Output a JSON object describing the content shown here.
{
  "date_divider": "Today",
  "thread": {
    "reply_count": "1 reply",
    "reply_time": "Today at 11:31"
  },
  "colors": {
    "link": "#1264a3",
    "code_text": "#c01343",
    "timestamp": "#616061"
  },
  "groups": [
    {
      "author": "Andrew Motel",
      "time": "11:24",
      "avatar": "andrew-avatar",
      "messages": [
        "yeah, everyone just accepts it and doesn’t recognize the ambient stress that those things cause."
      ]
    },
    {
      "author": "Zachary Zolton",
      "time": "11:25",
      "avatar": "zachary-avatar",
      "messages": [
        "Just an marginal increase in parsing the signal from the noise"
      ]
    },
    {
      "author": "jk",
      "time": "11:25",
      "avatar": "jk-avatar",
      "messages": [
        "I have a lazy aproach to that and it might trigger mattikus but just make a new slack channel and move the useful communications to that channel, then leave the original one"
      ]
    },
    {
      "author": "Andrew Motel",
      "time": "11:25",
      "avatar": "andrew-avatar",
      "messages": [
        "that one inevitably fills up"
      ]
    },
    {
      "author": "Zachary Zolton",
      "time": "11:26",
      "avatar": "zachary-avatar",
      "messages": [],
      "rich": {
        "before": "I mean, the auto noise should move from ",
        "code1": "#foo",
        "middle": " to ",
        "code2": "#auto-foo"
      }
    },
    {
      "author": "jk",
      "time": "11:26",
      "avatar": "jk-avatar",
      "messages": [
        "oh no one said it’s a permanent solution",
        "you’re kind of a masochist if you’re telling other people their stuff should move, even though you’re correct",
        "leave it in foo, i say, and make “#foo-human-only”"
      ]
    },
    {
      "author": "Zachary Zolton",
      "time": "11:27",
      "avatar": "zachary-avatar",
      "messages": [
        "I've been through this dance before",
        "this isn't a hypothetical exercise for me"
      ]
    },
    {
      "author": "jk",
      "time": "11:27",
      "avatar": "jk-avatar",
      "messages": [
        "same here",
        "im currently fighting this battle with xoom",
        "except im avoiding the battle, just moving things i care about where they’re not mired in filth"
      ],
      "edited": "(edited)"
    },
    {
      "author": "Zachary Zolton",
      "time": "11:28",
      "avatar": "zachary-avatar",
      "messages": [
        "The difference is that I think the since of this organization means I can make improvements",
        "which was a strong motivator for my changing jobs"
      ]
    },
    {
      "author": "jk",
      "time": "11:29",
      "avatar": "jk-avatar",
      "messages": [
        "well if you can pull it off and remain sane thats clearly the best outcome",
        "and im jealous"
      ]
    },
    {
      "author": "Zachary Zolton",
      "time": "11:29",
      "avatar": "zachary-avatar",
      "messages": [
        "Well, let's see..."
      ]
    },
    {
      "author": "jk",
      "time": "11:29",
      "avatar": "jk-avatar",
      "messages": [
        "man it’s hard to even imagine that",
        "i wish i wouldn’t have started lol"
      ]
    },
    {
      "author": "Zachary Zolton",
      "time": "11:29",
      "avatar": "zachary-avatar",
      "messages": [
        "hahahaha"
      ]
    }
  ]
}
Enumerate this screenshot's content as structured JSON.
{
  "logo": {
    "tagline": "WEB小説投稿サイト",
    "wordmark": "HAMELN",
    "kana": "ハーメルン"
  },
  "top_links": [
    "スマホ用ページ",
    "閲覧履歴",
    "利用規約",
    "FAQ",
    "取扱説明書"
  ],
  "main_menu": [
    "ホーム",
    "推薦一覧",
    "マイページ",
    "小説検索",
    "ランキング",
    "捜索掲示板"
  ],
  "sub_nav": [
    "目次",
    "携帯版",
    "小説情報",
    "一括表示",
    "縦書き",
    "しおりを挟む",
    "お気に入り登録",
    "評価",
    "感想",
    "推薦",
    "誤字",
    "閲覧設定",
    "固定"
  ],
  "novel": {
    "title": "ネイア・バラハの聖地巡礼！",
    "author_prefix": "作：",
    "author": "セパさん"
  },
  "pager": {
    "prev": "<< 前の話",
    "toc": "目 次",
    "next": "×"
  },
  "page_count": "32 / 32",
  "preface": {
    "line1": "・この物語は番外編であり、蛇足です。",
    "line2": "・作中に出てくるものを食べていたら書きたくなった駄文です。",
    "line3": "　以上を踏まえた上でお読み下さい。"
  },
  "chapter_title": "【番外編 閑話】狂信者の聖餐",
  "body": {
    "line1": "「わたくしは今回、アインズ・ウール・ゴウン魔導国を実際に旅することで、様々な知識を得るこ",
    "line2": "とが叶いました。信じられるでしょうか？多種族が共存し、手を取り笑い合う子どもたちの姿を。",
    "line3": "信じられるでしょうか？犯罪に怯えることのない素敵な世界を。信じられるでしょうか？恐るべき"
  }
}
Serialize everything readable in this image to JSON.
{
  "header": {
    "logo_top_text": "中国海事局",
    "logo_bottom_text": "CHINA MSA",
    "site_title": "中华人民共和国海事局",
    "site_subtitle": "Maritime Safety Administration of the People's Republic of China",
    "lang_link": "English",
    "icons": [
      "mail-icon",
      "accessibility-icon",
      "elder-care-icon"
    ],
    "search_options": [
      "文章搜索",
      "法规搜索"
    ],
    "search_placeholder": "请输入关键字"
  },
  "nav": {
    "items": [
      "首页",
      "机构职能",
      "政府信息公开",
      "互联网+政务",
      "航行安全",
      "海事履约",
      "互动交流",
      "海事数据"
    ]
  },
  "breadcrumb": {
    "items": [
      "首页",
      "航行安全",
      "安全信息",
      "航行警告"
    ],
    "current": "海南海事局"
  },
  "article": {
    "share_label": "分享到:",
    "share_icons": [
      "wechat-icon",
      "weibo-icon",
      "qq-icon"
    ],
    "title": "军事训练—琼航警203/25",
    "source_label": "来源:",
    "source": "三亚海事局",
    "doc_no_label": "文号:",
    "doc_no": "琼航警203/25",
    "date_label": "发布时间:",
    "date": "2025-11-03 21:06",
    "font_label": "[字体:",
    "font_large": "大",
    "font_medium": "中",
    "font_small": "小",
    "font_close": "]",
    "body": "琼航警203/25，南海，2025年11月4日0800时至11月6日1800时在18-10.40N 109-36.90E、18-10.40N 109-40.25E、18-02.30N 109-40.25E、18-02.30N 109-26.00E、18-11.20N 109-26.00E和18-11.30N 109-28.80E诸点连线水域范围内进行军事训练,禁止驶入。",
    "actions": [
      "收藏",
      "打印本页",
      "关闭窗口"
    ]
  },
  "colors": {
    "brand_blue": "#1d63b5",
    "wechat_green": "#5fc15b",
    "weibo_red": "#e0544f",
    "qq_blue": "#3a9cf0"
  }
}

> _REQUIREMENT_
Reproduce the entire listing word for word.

> _SOLUTION TO THIS PROBLEM_
Output a JSON object describing the content shown here.
{
  "date_divider": "Today",
  "thread": {
    "reply_count": "1 reply",
    "reply_time": "Today at 11:31"
  },
  "colors": {
    "link": "#1264a3",
    "code_text": "#c01343",
    "timestamp": "#616061"
  },
  "groups": [
    {
      "author": "Andrew Motel",
      "time": "11:24",
      "avatar": "andrew-avatar",
      "messages": [
        "yeah, everyone just accepts it and doesn’t recognize the ambient stress that those things cause."
      ]
    },
    {
      "author": "Zachary Zolton",
      "time": "11:25",
      "avatar": "zachary-avatar",
      "messages": [
        "Just an marginal increase in parsing the signal from the noise"
      ]
    },
    {
      "author": "jk",
      "time": "11:25",
      "avatar": "jk-avatar",
      "messages": [
        "I have a lazy aproach to that and it might trigger mattikus but just make a new slack channel and move the useful communications to that channel, then leave the original one"
      ]
    },
    {
      "author": "Andrew Motel",
      "time": "11:25",
      "avatar": "andrew-avatar",
      "messages": [
        "that one inevitably fills up"
      ]
    },
    {
      "author": "Zachary Zolton",
      "time": "11:26",
      "avatar": "zachary-avatar",
      "messages": [],
      "rich": {
        "before": "I mean, the auto noise should move from ",
        "code1": "#foo",
        "middle": " to ",
        "code2": "#auto-foo"
      }
    },
    {
      "author": "jk",
      "time": "11:26",
      "avatar": "jk-avatar",
      "messages": [
        "oh no one said it’s a permanent solution",
        "you’re kind of a masochist if you’re telling other people their stuff should move, even though you’re correct",
        "leave it in foo, i say, and make “#foo-human-only”"
      ]
    },
    {
      "author": "Zachary Zolton",
      "time": "11:27",
      "avatar": "zachary-avatar",
      "messages": [
        "I've been through this dance before",
        "this isn't a hypothetical exercise for me"
      ]
    },
    {
      "author": "jk",
      "time": "11:27",
      "avatar": "jk-avatar",
      "messages": [
        "same here",
        "im currently fighting this battle with xoom",
        "except im avoiding the battle, just moving things i care about where they’re not mired in filth"
      ],
      "edited": "(edited)"
    },
    {
      "author": "Zachary Zolton",
      "time": "11:28",
      "avatar": "zachary-avatar",
      "messages": [
        "The difference is that I think the since of this organization means I can make improvements",
        "which was a strong motivator for my changing jobs"
      ]
    },
    {
      "author": "jk",
      "time": "11:29",
      "avatar": "jk-avatar",
      "messages": [
        "well if you can pull it off and remain sane thats clearly the best outcome",
        "and im jealous"
      ]
    },
    {
      "author": "Zachary Zolton",
      "time": "11:29",
      "avatar": "zachary-avatar",
      "messages": [
        "Well, let's see..."
      ]
    },
    {
      "author": "jk",
      "time": "11:29",
      "avatar": "jk-avatar",
      "messages": [
        "man it’s hard to even imagine that",
        "i wish i wouldn’t have started lol"
      ]
    },
    {
      "author": "Zachary Zolton",
      "time": "11:29",
      "avatar": "zachary-avatar",
      "messages": [
        "hahahaha"
      ]
    }
  ]
}
Enumerate this screenshot's content as structured JSON.
{
  "logo": {
    "tagline": "WEB小説投稿サイト",
    "wordmark": "HAMELN",
    "kana": "ハーメルン"
  },
  "top_links": [
    "スマホ用ページ",
    "閲覧履歴",
    "利用規約",
    "FAQ",
    "取扱説明書"
  ],
  "main_menu": [
    "ホーム",
    "推薦一覧",
    "マイページ",
    "小説検索",
    "ランキング",
    "捜索掲示板"
  ],
  "sub_nav": [
    "目次",
    "携帯版",
    "小説情報",
    "一括表示",
    "縦書き",
    "しおりを挟む",
    "お気に入り登録",
    "評価",
    "感想",
    "推薦",
    "誤字",
    "閲覧設定",
    "固定"
  ],
  "novel": {
    "title": "ネイア・バラハの聖地巡礼！",
    "author_prefix": "作：",
    "author": "セパさん"
  },
  "pager": {
    "prev": "<< 前の話",
    "toc": "目 次",
    "next": "×"
  },
  "page_count": "32 / 32",
  "preface": {
    "line1": "・この物語は番外編であり、蛇足です。",
    "line2": "・作中に出てくるものを食べていたら書きたくなった駄文です。",
    "line3": "　以上を踏まえた上でお読み下さい。"
  },
  "chapter_title": "【番外編 閑話】狂信者の聖餐",
  "body": {
    "line1": "「わたくしは今回、アインズ・ウール・ゴウン魔導国を実際に旅することで、様々な知識を得るこ",
    "line2": "とが叶いました。信じられるでしょうか？多種族が共存し、手を取り笑い合う子どもたちの姿を。",
    "line3": "信じられるでしょうか？犯罪に怯えることのない素敵な世界を。信じられるでしょうか？恐るべき"
  }
}
Serialize everything readable in this image to JSON.
{
  "header": {
    "logo_top_text": "中国海事局",
    "logo_bottom_text": "CHINA MSA",
    "site_title": "中华人民共和国海事局",
    "site_subtitle": "Maritime Safety Administration of the People's Republic of China",
    "lang_link": "English",
    "icons": [
      "mail-icon",
      "accessibility-icon",
      "elder-care-icon"
    ],
    "search_options": [
      "文章搜索",
      "法规搜索"
    ],
    "search_placeholder": "请输入关键字"
  },
  "nav": {
    "items": [
      "首页",
      "机构职能",
      "政府信息公开",
      "互联网+政务",
      "航行安全",
      "海事履约",
      "互动交流",
      "海事数据"
    ]
  },
  "breadcrumb": {
    "items": [
      "首页",
      "航行安全",
      "安全信息",
      "航行警告"
    ],
    "current": "海南海事局"
  },
  "article": {
    "share_label": "分享到:",
    "share_icons": [
      "wechat-icon",
      "weibo-icon",
      "qq-icon"
    ],
    "title": "军事训练—琼航警203/25",
    "source_label": "来源:",
    "source": "三亚海事局",
    "doc_no_label": "文号:",
    "doc_no": "琼航警203/25",
    "date_label": "发布时间:",
    "date": "2025-11-03 21:06",
    "font_label": "[字体:",
    "font_large": "大",
    "font_medium": "中",
    "font_small": "小",
    "font_close": "]",
    "body": "琼航警203/25，南海，2025年11月4日0800时至11月6日1800时在18-10.40N 109-36.90E、18-10.40N 109-40.25E、18-02.30N 109-40.25E、18-02.30N 109-26.00E、18-11.20N 109-26.00E和18-11.30N 109-28.80E诸点连线水域范围内进行军事训练,禁止驶入。",
    "actions": [
      "收藏",
      "打印本页",
      "关闭窗口"
    ]
  },
  "colors": {
    "brand_blue": "#1d63b5",
    "wechat_green": "#5fc15b",
    "weibo_red": "#e0544f",
    "qq_blue": "#3a9cf0"
  }
}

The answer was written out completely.